I’m digressing slightly to give a big cheer here for all those companies that recognised the part they play in the well-being of their people. Those who stepped up to support individuals and teams through their own personal journeys during covid. As the saying goes, ‘we are all in the same storm but we’re not all in the same boat.’
Let’s continue to recognise each individual’s own path and help them to build the learning and development journeys that work for them, that deliver personally meaningful outcomes and business results. That way we build transferrable skills and resilient, adaptable humans.
Part 3: What we’re doing at Alate
So that brings me to why I’m excited about the future for Alate.
I like to look at the positives and I’m sure a few of you are critiquing this blog with all the downsides I’ve glossed over. There are challenges a-plenty and I’m not naïve about those. Nor am I downhearted. As my hair gets greyer, my curiosity and interest in what makes us tick, what drives our productivity and performance, seems to grow. I’m ambitious to take the business on its next stage of development and to support companies, teams and individuals on their journeys.
Everything we do at Alate is tailored to the specific needs of our clients. That means understanding and working with culture and values, the specific rhythms and ways of their business. I've been listening to clients, tapping into my network and digging into all kinds of research to explore different ways of supporting our clients on their journeys. It's helping to shape our roadmap and create new opportunities.
We’re investing in our future. (I have the voices of Lorrin White and Allan Merritt from my season 2 Revenue Riser podcast in my head now talking about the different business cycles of investment and growth). The process of thinking about how we’ll be working and learning in the future pre-dates covid but covid has accelerated investment. We've invested in specialist media production hardware and software – everything from podcast production to video and animation creation.
We’ve invested in making virtual sessions as good as possible from lighting, sound and high-speed internet. In fact, I now have separate full FTTP (fibre to the premises) and FTTC (fibre to the cabinet) connections into my office so if the main one fails mid-session there’s a back-up. Delivering virtually to a room full of people is different to having everyone on Zoom and we’ve invested and experimented with different methods and tools. Hybrid training is part of our future. And investment won’t stop there. We want to be on the front foot, providing the best blended learning experience possible whilst maintaining the specialised, tailored service that differentiates us.

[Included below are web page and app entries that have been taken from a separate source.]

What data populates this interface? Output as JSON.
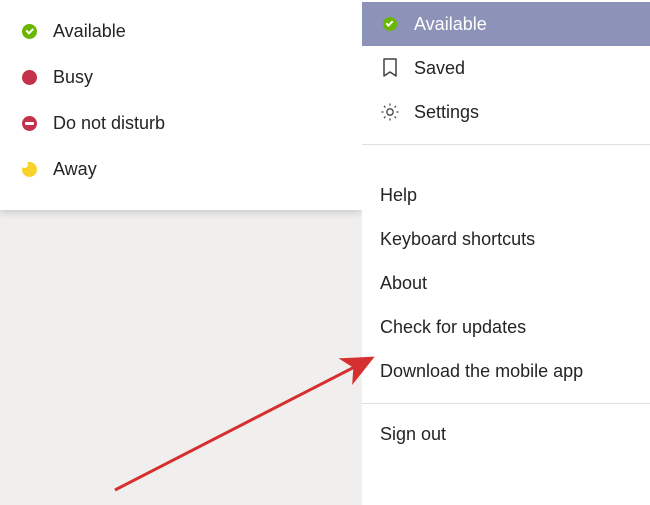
{
  "status_menu": {
    "items": [
      {
        "label": "Available",
        "icon": "available"
      },
      {
        "label": "Busy",
        "icon": "busy"
      },
      {
        "label": "Do not disturb",
        "icon": "dnd"
      },
      {
        "label": "Away",
        "icon": "away"
      }
    ]
  },
  "main_menu": {
    "top": [
      {
        "label": "Available",
        "icon": "available",
        "selected": true
      },
      {
        "label": "Saved",
        "icon": "bookmark"
      },
      {
        "label": "Settings",
        "icon": "gear"
      }
    ],
    "middle": [
      {
        "label": "Help"
      },
      {
        "label": "Keyboard shortcuts"
      },
      {
        "label": "About"
      },
      {
        "label": "Check for updates"
      },
      {
        "label": "Download the mobile app"
      }
    ],
    "bottom": [
      {
        "label": "Sign out"
      }
    ]
  },
  "colors": {
    "selected_bg": "#8c92b8",
    "available": "#6bb700",
    "busy": "#c4314b",
    "away": "#f8d22a",
    "arrow": "#d62f2f"
  }
}
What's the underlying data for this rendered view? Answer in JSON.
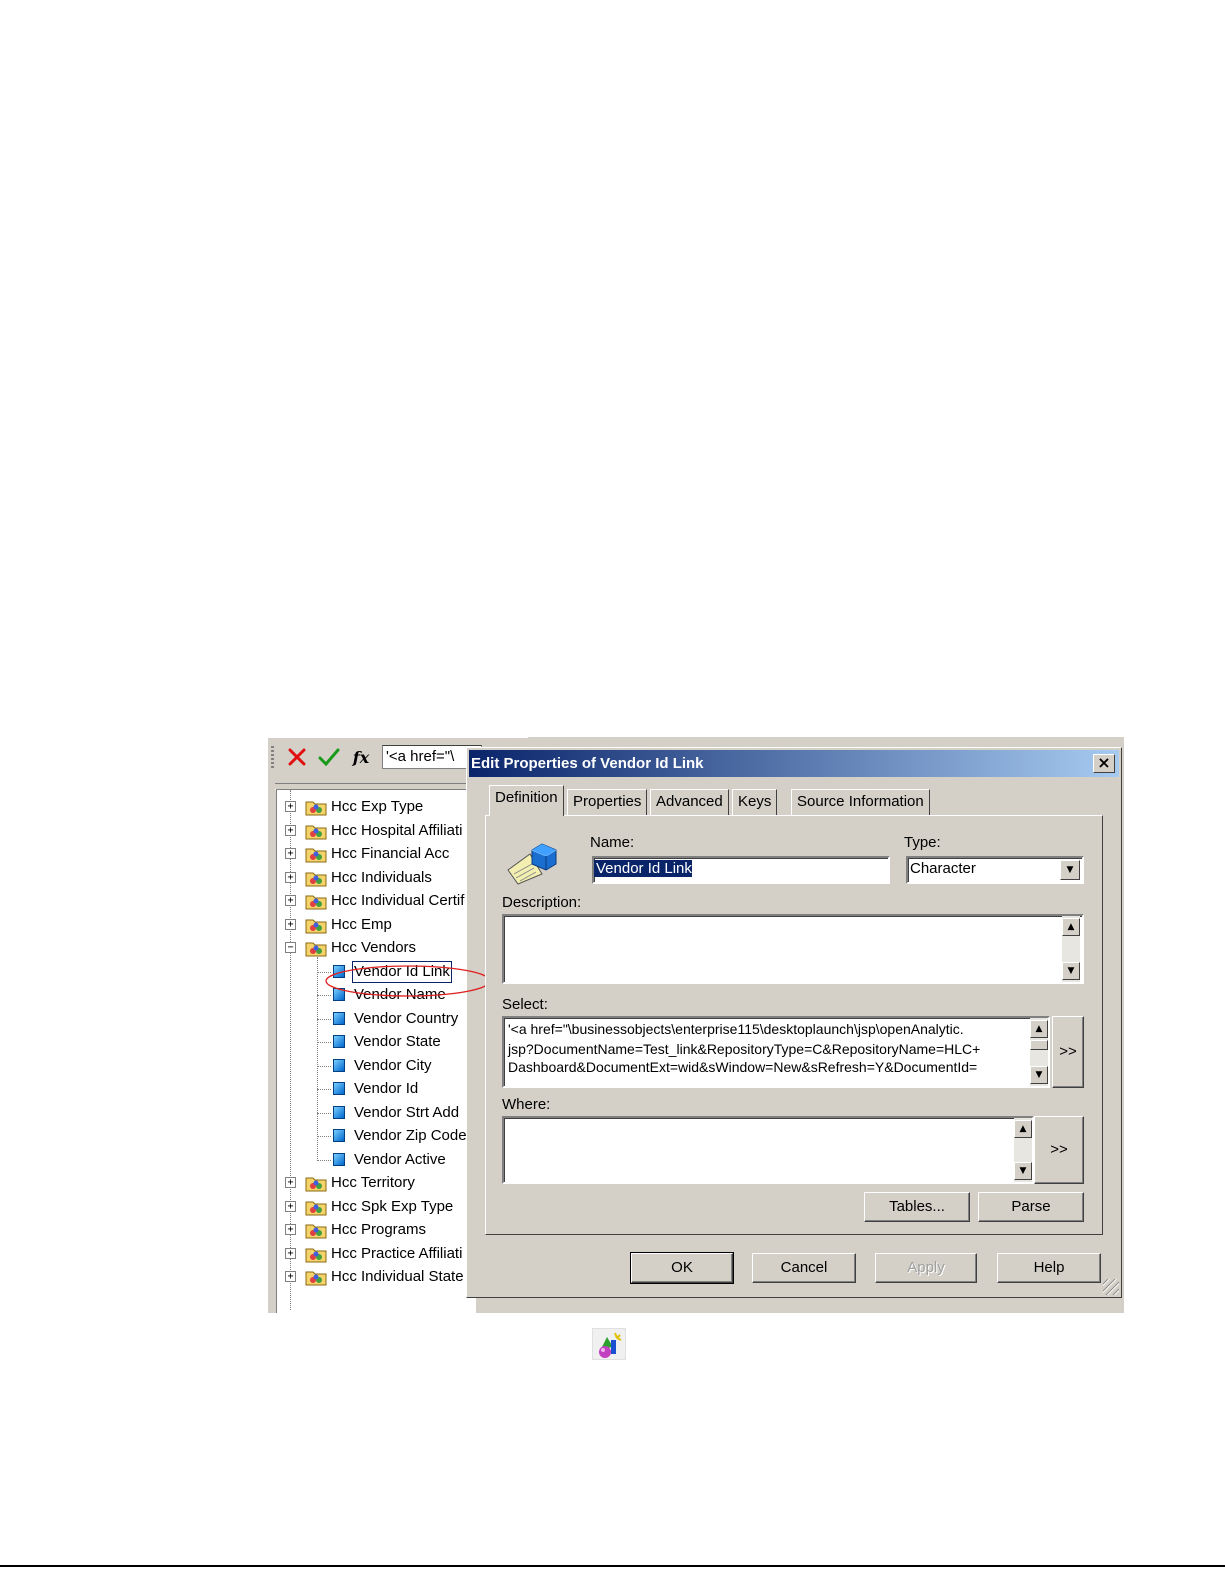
{
  "toolbar": {
    "cancel_icon": "red-x-icon",
    "accept_icon": "green-check-icon",
    "function_icon": "fx-icon",
    "function_label": "fx",
    "formula_value": "'<a href=\"\\"
  },
  "tree": {
    "items": [
      {
        "label": "Hcc Exp Type",
        "kind": "class",
        "expanded": false
      },
      {
        "label": "Hcc Hospital Affiliati",
        "kind": "class",
        "expanded": false
      },
      {
        "label": "Hcc Financial Acc",
        "kind": "class",
        "expanded": false
      },
      {
        "label": "Hcc Individuals",
        "kind": "class",
        "expanded": false
      },
      {
        "label": "Hcc Individual Certif",
        "kind": "class",
        "expanded": false
      },
      {
        "label": "Hcc Emp",
        "kind": "class",
        "expanded": false
      },
      {
        "label": "Hcc Vendors",
        "kind": "class",
        "expanded": true
      },
      {
        "label": "Vendor Id Link",
        "kind": "object",
        "selected": true
      },
      {
        "label": "Vendor Name",
        "kind": "object"
      },
      {
        "label": "Vendor Country",
        "kind": "object"
      },
      {
        "label": "Vendor State",
        "kind": "object"
      },
      {
        "label": "Vendor City",
        "kind": "object"
      },
      {
        "label": "Vendor Id",
        "kind": "object"
      },
      {
        "label": "Vendor Strt Add",
        "kind": "object"
      },
      {
        "label": "Vendor Zip Code",
        "kind": "object"
      },
      {
        "label": "Vendor Active",
        "kind": "object"
      },
      {
        "label": "Hcc Territory",
        "kind": "class",
        "expanded": false
      },
      {
        "label": "Hcc Spk Exp Type",
        "kind": "class",
        "expanded": false
      },
      {
        "label": "Hcc Programs",
        "kind": "class",
        "expanded": false
      },
      {
        "label": "Hcc Practice Affiliati",
        "kind": "class",
        "expanded": false
      },
      {
        "label": "Hcc Individual State",
        "kind": "class",
        "expanded": false
      }
    ]
  },
  "dialog": {
    "title": "Edit Properties of Vendor Id Link",
    "close_label": "×",
    "tabs": [
      "Definition",
      "Properties",
      "Advanced",
      "Keys",
      "Source Information"
    ],
    "active_tab": "Definition",
    "name_label": "Name:",
    "name_value": "Vendor Id Link",
    "type_label": "Type:",
    "type_value": "Character",
    "description_label": "Description:",
    "description_value": "",
    "select_label": "Select:",
    "select_lines": [
      "'<a href=\"\\businessobjects\\enterprise115\\desktoplaunch\\jsp\\openAnalytic.",
      "jsp?DocumentName=Test_link&RepositoryType=C&RepositoryName=HLC+",
      "Dashboard&DocumentExt=wid&sWindow=New&sRefresh=Y&DocumentId="
    ],
    "select_expand": ">>",
    "where_label": "Where:",
    "where_value": "",
    "where_expand": ">>",
    "tables_button": "Tables...",
    "parse_button": "Parse",
    "ok_button": "OK",
    "cancel_button": "Cancel",
    "apply_button": "Apply",
    "help_button": "Help"
  },
  "colors": {
    "annotation": "#e02020",
    "titlebar_start": "#0a246a",
    "titlebar_end": "#a6caf0",
    "window_face": "#d4d0c8"
  }
}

But, back to mindset, I’m excited because I think leaders, employees, investors and customers want companies to be the best they can. We’ve been forced by circumstances out of our comfort zones and thus, by default, into a learning mindset. Now’s the time to harness that energy and to think differently about what ‘success’ will look like in the future. Companies that are excited about the future, who are flexible and agile, who are deliberate about what they prioritise and genuinely care about their people, have an opportunity to excel together.
I, for one, want that for my business and my clients. How about you?